  1. http://www.edutopia.org/blog/ccia-10-visual-literacy-strategies-todd-finley

This blog post talks about strategies for teaching visual literacy.  One strategy is something called Five Card Flickr. Students create stories from 5 random photos with the same tag from Flickr. Searching the Edutopia site, there are a number of other posts about visual literacy that I would also like to check out.

I am looking forward to checking out these sites more closely to gain a better understanding about how I can learn about and teach visual literacy.





Filed under LIBE 477

Reading Review: Visual Literacy

Though there are many important issues I thought about for this reading review, I kept coming back to information literacy, as it is what put me on the path to becoming a teacher-librarian. I found when working in high school libraries, students often did not understand how to properly research a topic or find reliable sources/websites. I felt that with so much information, literally at their fingertips, students needed to understand how to find, evaluate and use it effectively. However, my view of information literacy has expanded to includes other literacies such as media literacy, digital literacy, and visual literacy. Of these, visual literacy is the only one I had thought little about in my teaching practice. I am not a visual learner, and though I understand the importance of allowing students to learn and/or express their understanding of a topic visually, I had never really given much thought to visual literacy; the ability to make meaning out of a variety of visual images including artwork, photographs, diagrams, etc. However, as students are receiving massive amounts of highly visual information from the Internet daily, it is essential that all students understand how to interpret this visual data.


In my studies I have read about the importance of visual literacy and collected some ideas for using picture books and graphic novels in the high school classroom. However, I haven’t yet looked into how to specifically teach visual literacy. As I am not a visual learner, I find this a little daunting. As this course is meant to expand our knowledge of digital technologies as learning tools in the library and classroom, I would like to find some ideas to incorporate technology with teaching visual literacy.


Through other courses I have become more comfortable using technology, but still feel the learning curve for me is pretty steep. I feel kinship with Douglas Adams’ rule about technology that “anything invented after you’re thirty-five is against the natural order of things.” (Adams, 2002) However, I realize that teacher-librarians need to reinvent themselves in this era of information abundance, as we are no longer its keepers. I am not sure what I will find for resources about digital technology and visual literacy because I am not sure what is out there. I have investigated sites like Animoto, Prezi, Glogster, Popplet etc., but only in terms of offering ways for students to express their learning visually, not to specifically teach visual literacy.

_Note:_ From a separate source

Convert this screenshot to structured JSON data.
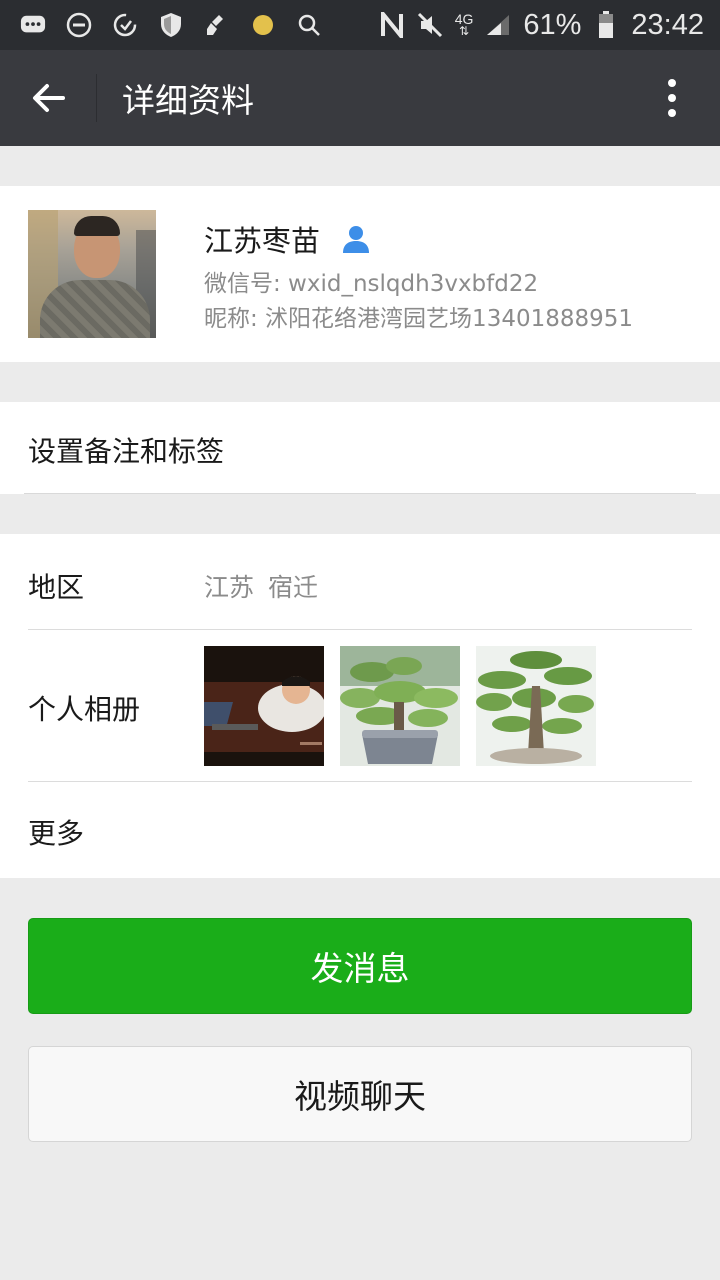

Depending on my initial searches with the keywords visual literacy I may also search digital literacy and media literacy, as visual literacy is important in these literacies as well. Since I am trying to find resources to help teach visual literacy I will also include keywords like teaching, education, in the classroom, and lesson plans. Hopefully I will find some great ideas about using digital technologies that not only help visual learners, but ones that can be used to teach all students visual literacy.





Adams, D. (2002) The Salmon of Doubt. New York: Ballantine Books.

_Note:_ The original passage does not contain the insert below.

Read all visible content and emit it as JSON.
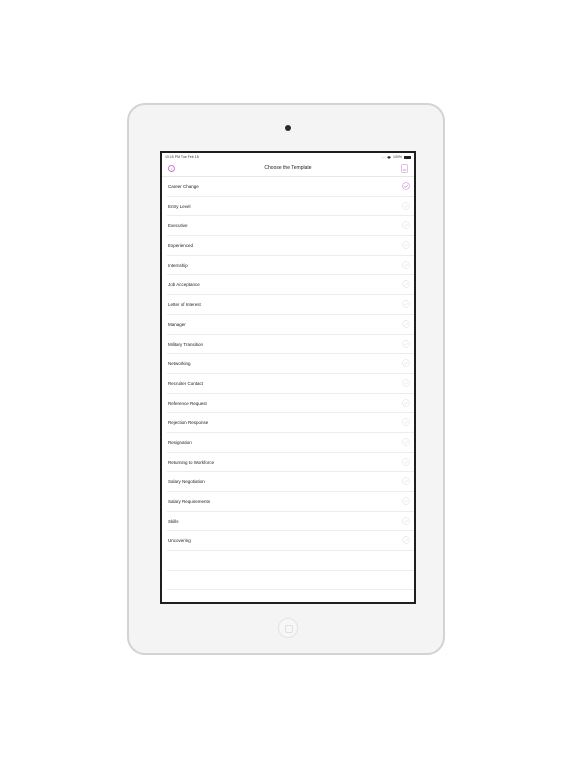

“I’ve come up with a set of rules that describe our reactions to technologies:

  1. Anything that is in the world when you’re born is normal and ordinary and is just a natural part of the way the world works.
  2. Anything that’s invented between when you’re fifteen and thirty-five is new and exciting and revolutionary and you can probably get a career in it.
  3. Anything invented after you’re thirty-five is against the natural order of things.”

– Douglas Adams, The Salmon of Doubt

(Found at goodreads)




Filed under LIBE 477